B. bagarius does not grow much past 20 centimetres (7.9 in) SL.[2] B. rutilus grows to about 100.0 cm (39.4 in) SL.[6] B. suchus grows to about 70.0 cm (27.6 in) SL.[7] B. yarelli grows very large, reaching about 200 cm (78.7 in) SL.[2]


B. bagarius inhabits rapid and rocky pools of large and medium-sized rivers.[8] B. suchus is usually associated with rapids in the large rivers it inhabits.[7] B. yarelli occurs in large rivers on the bottom, even with swift current, never entering small streams. It is found among boulders, often in the white water of the rapids where it apparently is indifferent to the strong current.[9]

B. bagarius is primarily entomophagous.[2] It also feeds on small fishes, frogs and shrimps.[8] B. suchus, however, is a piscivore.[2] B. yarelli feeds primarily on prawns but also eat small fishes and aquatic insects.[2]

B. bagarius and B. yarelli breed in rivers prior to the beginning of the annual flood season.[8][9]

B. yarelli migrates in schools. It is reported to migrate to follow its prey. It is also reported that it follows Catlocarpio siamensis during its upstream migration. Apparently the main upstream migration begins close to the peak of flood, when the current is very strong and the water is turbid.[9]

Relationship to humans[edit]

Bagarius species are marketed fresh, and are important as a food fish, but the meat spoils rapidly and can cause illness.[7][8][9] The Goonch catfish B. yarrelli has become an object of media attention as reports have surfaced of some of these fish feeding on funeral pyres in the Kali River.[10] There is speculation that some drownings have also been caused by large specimens that have "developed a taste" for human flesh from the corpses and subsequently have attacked bathers in the river. This is the subject of a TV documentary aired on 22 October 2008,[11] as well as an episode about the Kali River goonch attacks on the Animal Planet series River Monsters.

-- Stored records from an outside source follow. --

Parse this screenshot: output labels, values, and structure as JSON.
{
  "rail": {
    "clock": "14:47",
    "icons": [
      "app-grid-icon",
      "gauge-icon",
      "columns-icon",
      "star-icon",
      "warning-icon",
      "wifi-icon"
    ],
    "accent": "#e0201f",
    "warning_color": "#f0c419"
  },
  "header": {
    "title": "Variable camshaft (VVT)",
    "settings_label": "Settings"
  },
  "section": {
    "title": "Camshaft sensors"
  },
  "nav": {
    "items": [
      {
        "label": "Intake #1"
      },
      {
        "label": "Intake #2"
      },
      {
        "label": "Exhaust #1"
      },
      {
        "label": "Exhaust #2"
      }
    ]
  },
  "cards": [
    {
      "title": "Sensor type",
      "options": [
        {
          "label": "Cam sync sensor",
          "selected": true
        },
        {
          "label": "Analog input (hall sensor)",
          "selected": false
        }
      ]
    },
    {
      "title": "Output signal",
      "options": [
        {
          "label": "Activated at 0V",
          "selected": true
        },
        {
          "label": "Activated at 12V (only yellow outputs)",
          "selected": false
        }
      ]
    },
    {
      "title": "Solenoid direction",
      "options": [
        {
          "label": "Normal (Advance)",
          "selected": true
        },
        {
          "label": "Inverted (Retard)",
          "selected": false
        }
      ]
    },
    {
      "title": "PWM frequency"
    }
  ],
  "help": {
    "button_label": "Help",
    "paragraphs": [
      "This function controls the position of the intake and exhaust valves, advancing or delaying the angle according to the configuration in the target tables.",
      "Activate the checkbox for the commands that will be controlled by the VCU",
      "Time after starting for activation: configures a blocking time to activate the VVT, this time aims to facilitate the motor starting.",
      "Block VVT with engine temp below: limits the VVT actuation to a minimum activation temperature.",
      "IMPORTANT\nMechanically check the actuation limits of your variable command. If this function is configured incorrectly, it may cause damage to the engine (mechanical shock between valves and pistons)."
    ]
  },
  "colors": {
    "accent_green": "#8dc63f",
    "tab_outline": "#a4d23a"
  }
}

  1. ^ Froese, Rainer, and Daniel Pauly, eds. (2012). Species of Bagarius in FishBase. February 2012 version.
  2. ^ a b c d e f g h i j Roberts, Tyson R. (1983). "Revision of the South and Southeast Asian Sisorid Catfish Genus Bagarius, with Description of a New Species from the Mekong". Copeia. 1983 (2): 435–445. doi:10.2307/1444387. JSTOR 1444387. 
  3. ^ a b c d Thomson, Alfred W.; Page, Lawrence M. (2006). "Genera of the Asian Catfish Families Sisoridae and Erethistidae (Teleostei: Siluriformes)" (PDF). Zootaxa. 1345: 1–96. 
  4. ^ a b Ferraris, Carl J., Jr. (2007). "Checklist of catfishes, recent and fossil (Osteichthyes: Siluriformes), and catalogue of siluriform primary types" (PDF). Zootaxa. 1418: 1–628. 
  5. ^ Zhou, Wei; Yang, Ying; Li, Xu; Li, Ming-Hui (2007). "A Review of the Catfish Genus Pseudexostoma (Siluriformes: Sisoridae) with Description of a New Species from the Upper Salween (Nujiang) Basin of China" (PDF). The Raffles Bulletin of Zoology. 55 (1): 147–155. 
  6. ^ Froese, Rainer and Pauly, Daniel, eds. (2007). "Bagarius rutilus" in FishBase. July 2007 version.
  7. ^ a b c Froese, Rainer and Pauly, Daniel, eds. (2007). "Bagarius suchus" in FishBase. July 2007 version.
  8. ^ a b c d Froese, Rainer and Pauly, Daniel, eds. (2007). "Bagarius bagarius" in FishBase. July 2007 version.
  9. ^ a b c d Froese, Rainer and Pauly, Daniel, eds. (2007). "Bagarius yarelli" in FishBase. July 2007 version.
  10. ^ Mutant fish develops a taste for human flesh in India
  11. ^ Cox, Emma (8 October 2008). "Mutant fish called Goonch." London: The Sun. Retrieved 2008-10-10.